Click here for details of an exciting opportunity to take part in an international photo competition.
CD Cleaning (continued)
As this topic is now scheduled for our October meeting, I will simply repeat what I wrote in our previous Newsletter.
I recently visited Swindon and went around the camera shops to see what I could buy as far as ccd cleaning products were concerned. Having checked out various web sites, I was armed with a little knowledge of what was available (a dangerous thing perhaps?). Jessops offered a blower brush, denied any knowledge of any other products and said that the camera should be returned to Nikon for cleaning.
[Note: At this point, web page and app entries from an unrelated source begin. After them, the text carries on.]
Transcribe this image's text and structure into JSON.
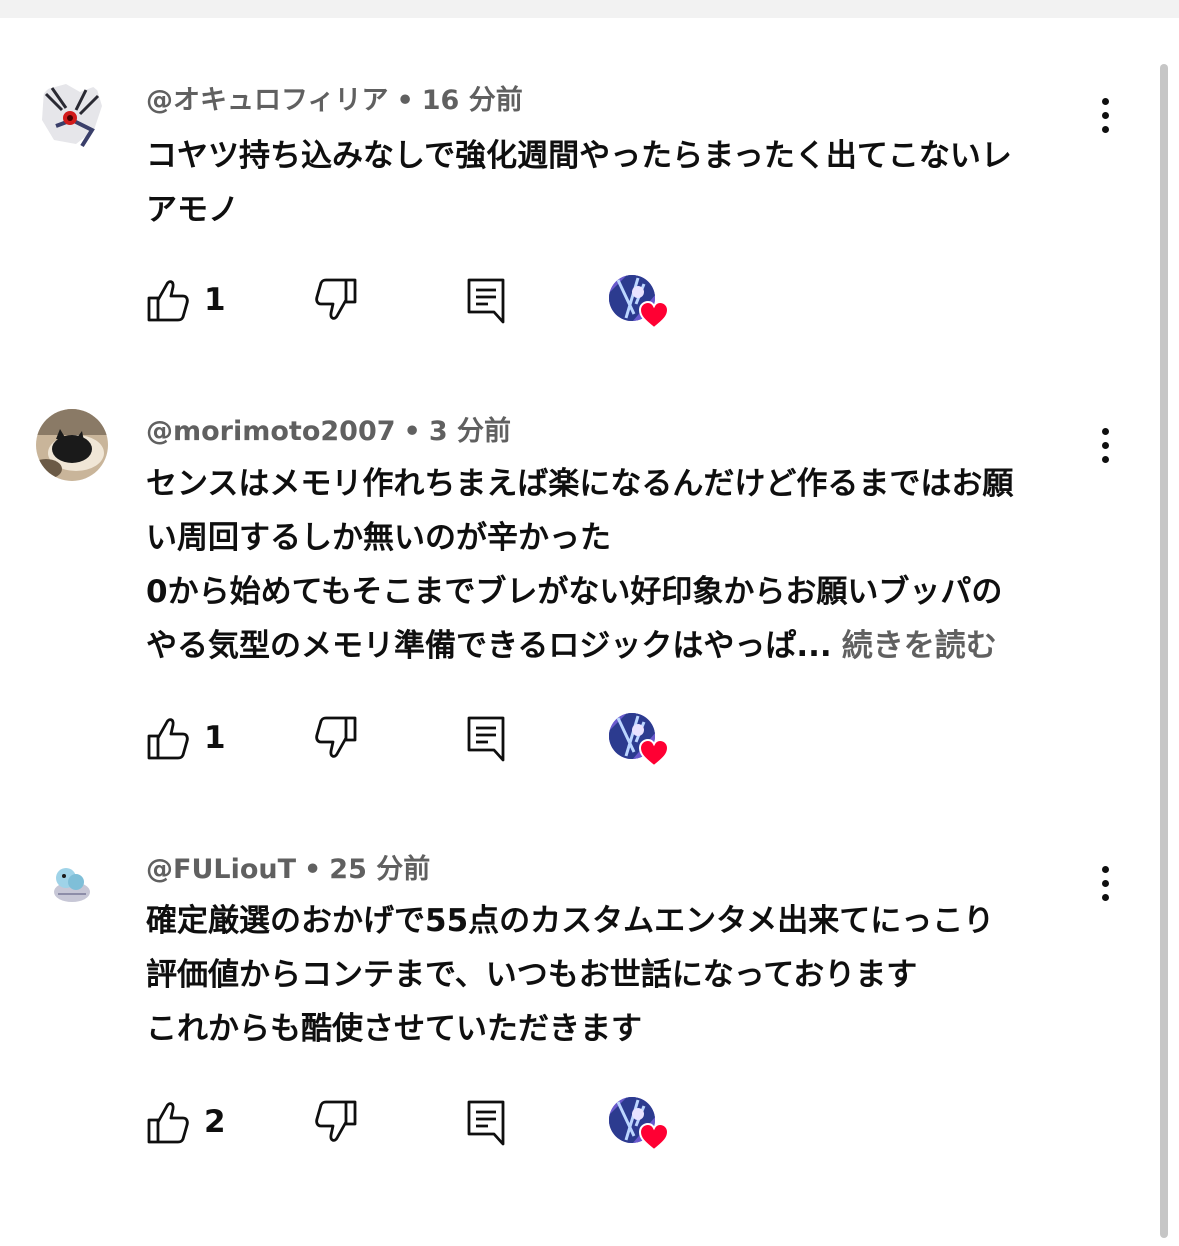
{
  "comments": [
    {
      "author": "@オキュロフィリア",
      "time": "16 分前",
      "lines": [
        "コヤツ持ち込みなしで強化週間やったらまったく出てこないレ",
        "アモノ"
      ],
      "likes": "1",
      "avatar_icon": "anime-character-avatar"
    },
    {
      "author": "@morimoto2007",
      "time": "3 分前",
      "lines": [
        "センスはメモリ作れちまえば楽になるんだけど作るまではお願",
        "い周回するしか無いのが辛かった",
        "0から始めてもそこまでブレがない好印象からお願いブッパの",
        "やる気型のメモリ準備できるロジックはやっぱ..."
      ],
      "read_more": "続きを読む",
      "likes": "1",
      "avatar_icon": "cat-photo-avatar"
    },
    {
      "author": "@FULiouT",
      "time": "25 分前",
      "lines": [
        "確定厳選のおかげで55点のカスタムエンタメ出来てにっこり",
        "評価値からコンテまで、いつもお世話になっております",
        "これからも酷使させていただきます"
      ],
      "likes": "2",
      "avatar_icon": "small-creature-avatar"
    }
  ],
  "colors": {
    "text": "#0f0f0f",
    "meta": "#606060",
    "heart": "#ff0033",
    "topbar": "#f2f2f2",
    "scrollbar": "#c6c6c6"
  },
  "icons": [
    "like-icon",
    "dislike-icon",
    "reply-icon",
    "creator-heart-icon",
    "more-vert-icon"
  ]
}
London Camera Exchange also suggested a blower but when I asked about other products eg methanol swabs, the owner (?) became quite hostile and stated that 'they did not sell controlled products'! He also let me know his strong opinions on litigation following any damage that could be caused. Fortunately, the staff at T4 cameras were not so narrow minded and, although they currently did not sell any products, they gave me details of a company who do. They also said they would be interested to hear of my progress on this topic. The details they gave turned out to be for a company based in Bristol called Intelligent Mobile Solutions www.intemos.com I have been in touch with them and it looks as if the owner will come along to one of our meetings and demonstrate the products - watch out for more details.
Air Ambulance Collection
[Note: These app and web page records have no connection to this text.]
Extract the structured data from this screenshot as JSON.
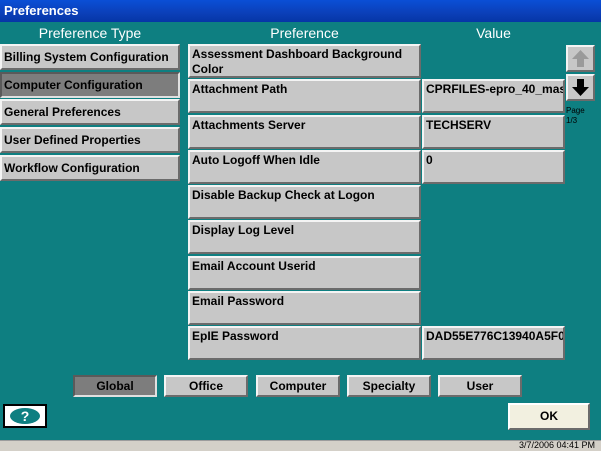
{
  "window": {
    "title": "Preferences"
  },
  "headers": {
    "type": "Preference Type",
    "preference": "Preference",
    "value": "Value"
  },
  "preference_types": [
    {
      "label": "Billing System Configuration",
      "selected": false
    },
    {
      "label": "Computer Configuration",
      "selected": true
    },
    {
      "label": "General Preferences",
      "selected": false
    },
    {
      "label": "User Defined Properties",
      "selected": false
    },
    {
      "label": "Workflow Configuration",
      "selected": false
    }
  ],
  "preferences": [
    {
      "name": "Assessment Dashboard Background Color",
      "value": ""
    },
    {
      "name": "Attachment Path",
      "value": "CPRFILES-epro_40_mas"
    },
    {
      "name": "Attachments Server",
      "value": "TECHSERV"
    },
    {
      "name": "Auto Logoff When Idle",
      "value": "0"
    },
    {
      "name": "Disable Backup Check at Logon",
      "value": ""
    },
    {
      "name": "Display Log Level",
      "value": ""
    },
    {
      "name": "Email Account Userid",
      "value": ""
    },
    {
      "name": "Email Password",
      "value": ""
    },
    {
      "name": "EpIE Password",
      "value": "DAD55E776C13940A5F0"
    }
  ],
  "paging": {
    "label": "Page",
    "position": "1/3",
    "up_icon": "arrow-up-icon",
    "down_icon": "arrow-down-icon"
  },
  "scope_tabs": [
    {
      "label": "Global",
      "selected": true
    },
    {
      "label": "Office",
      "selected": false
    },
    {
      "label": "Computer",
      "selected": false
    },
    {
      "label": "Specialty",
      "selected": false
    },
    {
      "label": "User",
      "selected": false
    }
  ],
  "help": {
    "icon": "help-icon"
  },
  "ok_label": "OK",
  "status": {
    "datetime": "3/7/2006 04:41 PM"
  },
  "colors": {
    "background": "#0e7f81",
    "button": "#c7c7c7",
    "selected": "#7d7d7d"
  }
}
Our Treasurer has received, on our behalf, a letter of thanks from the Gloucestershire Air Ambulance for our donation of £321.50 which was raised at our meeting in memory of Joe Foxcroft.
I have recently shot a roll of film! No, I haven't abandoned digital - I had some process paid sensia which was taking up beer room in the fridge so thought I would use some of it. What did catch my interest amongst the literature which came back with the slides, was the cost of scanning as charged by Fujifilm: a cd of 'high resolution' files costs only £5.99 when done with film processing but, even more interestingly, was the cost of scanning mounted slides - £10.99 for up to 39 exposures. Add £1.50 for p&p and you get a cost of 32p per slide. Now that is pretty cheap and Fujilabs are one of the most reliable processors around so you might want to consider using them if you have slides but no scanner.
New Photo Competition
For news of an exciting new competition, check out this link:
There is no excuse now for not entering the BSOUP competitions as they are now accepting entries via email. Apart from Alan and Heather (who have had done very well in the competitions this year) the rest of us have shown little interest. We have a great deal of talent within the group so why not give it a go? Let's show the London lot what we can do in the south west! Check out www.bsoup.org for further details.